“The devil is in the details.”

It was the first idea that came to me when I learned about the goal of providing Kitsap County with 7,000 acres of publicly owned open space in North Kitsap in exchange for allowing Pope Resources to increase development in the Port Gamble area.

“The devil is in the details.”

<em> Pope Resources lands</em>
Pope Resources lands

It has been the most common reaction from people who have talked to me about the plan, which has the potential of being the largest habitat conservation project in the history of Kitsap County.

It appears that everyone involved recognizes that the values acquired by the Kitsap County and by Pope Resources must be carefully balanced. Pope would get increased density, enough to justify public services. Other values might come from conservation grants, which would give Pope cash for some of the land. The county could seek public works grants and loans to help pay for public services.

The values must be carefully balanced, but another unquantifiable factor is in play. Steve Bauer, the county commissioner from Hansville, and Jon Rose, property manager for Pope Resources, acknowledge that their desire is to create an enduring legacy that will serve the people of Kitsap County.

Bauer and Rose have taken the first step, but we must watch closely as the details begin to emerge and the effort starts through a public process that will determine if the project can succeed.

Please read the stories that Brynn Grimley and I have written so far this week. Brynn is working on one today, and I will post that link here later.

New Plan for Port Gamble: Develop 1,000 Acres, but Preserve 7,000 Acres

Kitsap County Commissioners Offer Tentative Support for Port Gamble Plan

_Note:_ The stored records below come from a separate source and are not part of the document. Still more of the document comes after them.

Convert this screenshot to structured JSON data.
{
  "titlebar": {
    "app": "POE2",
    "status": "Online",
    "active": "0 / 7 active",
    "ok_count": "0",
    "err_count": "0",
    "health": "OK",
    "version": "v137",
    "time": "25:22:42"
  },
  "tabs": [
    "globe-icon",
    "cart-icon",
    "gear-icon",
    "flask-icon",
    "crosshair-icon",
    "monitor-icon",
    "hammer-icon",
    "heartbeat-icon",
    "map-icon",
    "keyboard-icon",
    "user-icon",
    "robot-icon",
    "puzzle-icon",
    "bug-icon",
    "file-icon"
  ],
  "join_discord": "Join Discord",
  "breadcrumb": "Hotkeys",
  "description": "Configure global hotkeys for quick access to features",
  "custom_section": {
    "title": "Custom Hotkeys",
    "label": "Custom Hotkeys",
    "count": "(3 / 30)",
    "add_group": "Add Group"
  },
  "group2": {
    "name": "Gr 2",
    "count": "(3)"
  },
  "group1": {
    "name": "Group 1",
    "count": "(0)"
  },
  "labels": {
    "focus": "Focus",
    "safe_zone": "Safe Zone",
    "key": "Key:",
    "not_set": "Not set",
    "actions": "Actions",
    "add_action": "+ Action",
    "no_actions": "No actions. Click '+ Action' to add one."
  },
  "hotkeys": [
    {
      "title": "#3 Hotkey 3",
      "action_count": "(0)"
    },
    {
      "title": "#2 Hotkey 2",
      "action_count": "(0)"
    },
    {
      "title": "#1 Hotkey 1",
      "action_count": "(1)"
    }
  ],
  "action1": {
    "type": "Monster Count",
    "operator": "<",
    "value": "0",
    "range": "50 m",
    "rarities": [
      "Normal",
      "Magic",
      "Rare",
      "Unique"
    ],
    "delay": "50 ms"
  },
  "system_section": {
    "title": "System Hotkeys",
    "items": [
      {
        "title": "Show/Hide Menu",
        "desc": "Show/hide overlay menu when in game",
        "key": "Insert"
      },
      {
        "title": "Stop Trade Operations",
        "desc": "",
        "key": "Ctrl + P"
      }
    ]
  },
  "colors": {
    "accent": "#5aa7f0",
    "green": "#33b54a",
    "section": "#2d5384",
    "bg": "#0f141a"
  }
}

Environmentalists Cautiously Optimistic About Port Gamble Partnership

Port Gamble Project Seen as Potential Economic Boon for Kitsap

OPINION: The Development is In the Detals